MHN Recommendation For Five Key Principles to Sound Prescription Medication Pricing Reform:


Prioritize Straightforward and Effective Reforms

Create systems and procedures that are simple, transparent, understandable and effective. This is of paramount importance to restoring the faith of patients in a system that has become mysterious, veiled in secrecy and overly complex and convoluted.


Ensure Cost Reductions Are Passed to Patients

Any reforms must honor the tenant that was at the forefront of establishing the current system by returning the lion’s share of cost savings – whether they be from contract-rates, rebates, price concessions or whatever – to the patient.  Further, the goal of reform should be to reduce patient out-of-pocket expenditures for prescription medications from current levels, rather than just holding the line on costs which are already problematic for many.  Returning cost savings to insurance companies and PBMs (most of which are interlaced) or any other entity other than the patient is wrong.


Protect Access to Care

Pricing reforms must be such that they do not impede access to treatments.  A “Rob Peter To Pay Paul” strategy where short term caps are imposed at the expense of significantly higher premiums or more restrictive access has not worked.  If caps are instituted, they should be designed in a way to reduce out-of-pocket expenses without compromising other core elements of prescription care or access.


Preserve the Provider/Patient Relationship

Access to the full spectrum of medications and innovative therapies should not be restricted by limited formularies or an undue trial-and-error process.  The selection of therapeutic alternatives must honor the wishes and values of patients within a system that keeps the patient-healthcare provider relationship as the focal point of treatment decision making.


Allow Markets (Not Government) to Reduce Prices

Pricing models and mechanisms should be market based, not dictated by government or policies.  Establishing arbitrary price targets using reference standards that are not applicable to the needs, wishes and way of life of American patients undercuts fundamental principles of free markets.


These five principles have one commonality – keeping the long-term best interests of patients in focus.  In the end that will fulfill the ethical and social obligations of providers, government and health benefit managers and enhance the care of patients.



Dr. Salvatore Giorgianni

View posts by Dr. Salvatore Giorgianni
Dr. Giorgianni is an expert in men's health, is Senior Science Advisor to Men's Health Network, and is a registered pharmacist.
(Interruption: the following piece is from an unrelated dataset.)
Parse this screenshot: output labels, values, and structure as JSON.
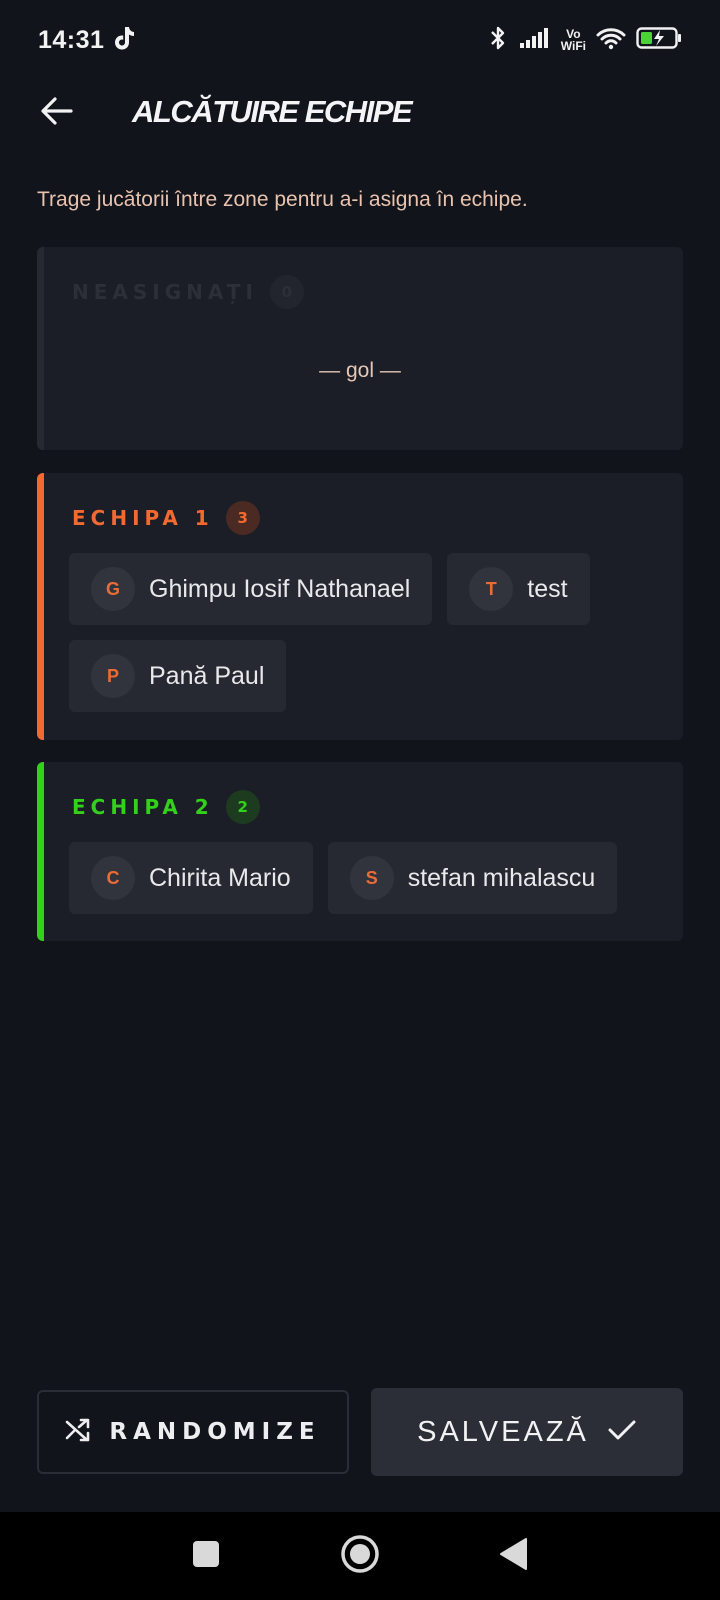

He is a recognized expert in drug regulatory and US pharmaceutical policy as well as in organizational reputation management and strategic alliance development. He has authored, co-authored or presented some 200 works in health care, industry regulation and business. He is an advisor and board member to several health advocacy associations including: Men's Health Network; American Osteopathic Medical Foundation; Kappa Psi Scholarship Foundation; Nurse Practitioner Health Care Foundation and the National Association for Continence. He is a founding member of the Dialogue on Men's Health, a presenter at the White House conference on Men's Health, and a contributor to the SAGE publication, American Journal of Men's Health. Dr. Giorgianni had a 26 year career with Pfizer Inc, where he held positions in the medical, regulatory, training, public policy, business planning, sales and marketing groups. Most recently he served as Pfizer's Director, External Relations. He also directed several publications, including the Pfizer Careers In Health Care series and The Pfizer Journal: Perspectives in Health Care and Biomedical Research.

Leave a Reply

Your email address will not be published. Required fields are marked *

Scroll to top